**Work instructions**
Every record must be repeated exactly; omit any pictures they contain.

*** Opening Source data ***

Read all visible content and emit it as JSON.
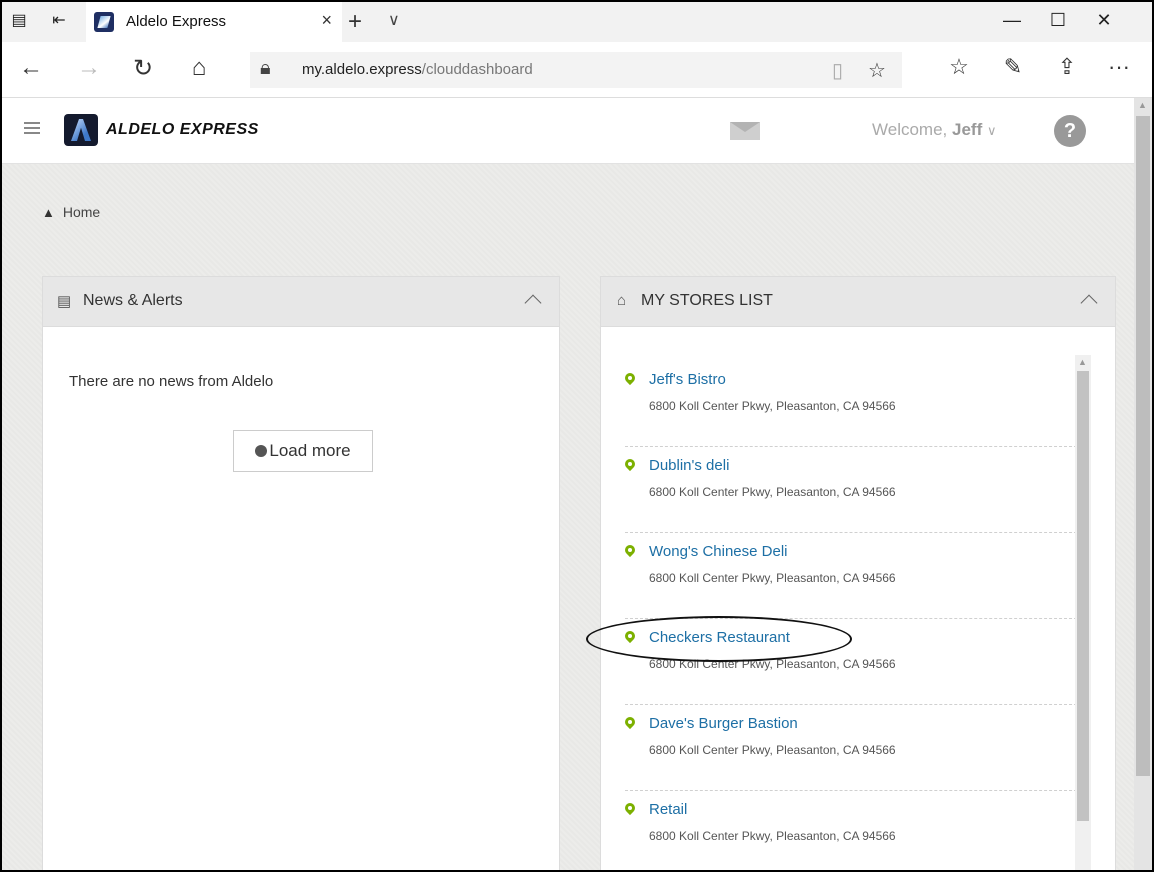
{
  "browser": {
    "tab_title": "Aldelo Express",
    "tab_close": "×",
    "new_tab": "+",
    "tab_list": "∨",
    "url_host": "my.aldelo.express",
    "url_path": "/clouddashboard",
    "win_min": "—",
    "win_max": "☐",
    "win_close": "✕",
    "more": "···"
  },
  "header": {
    "brand": "ALDELO EXPRESS",
    "welcome_prefix": "Welcome,",
    "welcome_user": "Jeff",
    "user_caret": "∨",
    "help": "?"
  },
  "breadcrumb": {
    "home": "Home"
  },
  "news": {
    "title": "News & Alerts",
    "empty_message": "There are no news from Aldelo",
    "load_more": "Load more"
  },
  "stores": {
    "title": "MY STORES LIST",
    "items": [
      {
        "name": "Jeff's Bistro",
        "address": "6800 Koll Center Pkwy, Pleasanton, CA 94566"
      },
      {
        "name": "Dublin's deli",
        "address": "6800 Koll Center Pkwy, Pleasanton, CA 94566"
      },
      {
        "name": "Wong's Chinese Deli",
        "address": "6800 Koll Center Pkwy, Pleasanton, CA 94566"
      },
      {
        "name": "Checkers Restaurant",
        "address": "6800 Koll Center Pkwy, Pleasanton, CA 94566"
      },
      {
        "name": "Dave's Burger Bastion",
        "address": "6800 Koll Center Pkwy, Pleasanton, CA 94566"
      },
      {
        "name": "Retail",
        "address": "6800 Koll Center Pkwy, Pleasanton, CA 94566"
      }
    ]
  },
  "colors": {
    "store_link": "#1d6fa5",
    "pin": "#7cb000"
  }
}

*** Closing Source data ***

**Solution to this problem**
Read all visible content and emit it as JSON.
{
  "browser": {
    "tab_title": "Aldelo Express",
    "tab_close": "×",
    "new_tab": "+",
    "tab_list": "∨",
    "url_host": "my.aldelo.express",
    "url_path": "/clouddashboard",
    "win_min": "—",
    "win_max": "☐",
    "win_close": "✕",
    "more": "···"
  },
  "header": {
    "brand": "ALDELO EXPRESS",
    "welcome_prefix": "Welcome,",
    "welcome_user": "Jeff",
    "user_caret": "∨",
    "help": "?"
  },
  "breadcrumb": {
    "home": "Home"
  },
  "news": {
    "title": "News & Alerts",
    "empty_message": "There are no news from Aldelo",
    "load_more": "Load more"
  },
  "stores": {
    "title": "MY STORES LIST",
    "items": [
      {
        "name": "Jeff's Bistro",
        "address": "6800 Koll Center Pkwy, Pleasanton, CA 94566"
      },
      {
        "name": "Dublin's deli",
        "address": "6800 Koll Center Pkwy, Pleasanton, CA 94566"
      },
      {
        "name": "Wong's Chinese Deli",
        "address": "6800 Koll Center Pkwy, Pleasanton, CA 94566"
      },
      {
        "name": "Checkers Restaurant",
        "address": "6800 Koll Center Pkwy, Pleasanton, CA 94566"
      },
      {
        "name": "Dave's Burger Bastion",
        "address": "6800 Koll Center Pkwy, Pleasanton, CA 94566"
      },
      {
        "name": "Retail",
        "address": "6800 Koll Center Pkwy, Pleasanton, CA 94566"
      }
    ]
  },
  "colors": {
    "store_link": "#1d6fa5",
    "pin": "#7cb000"
  }
}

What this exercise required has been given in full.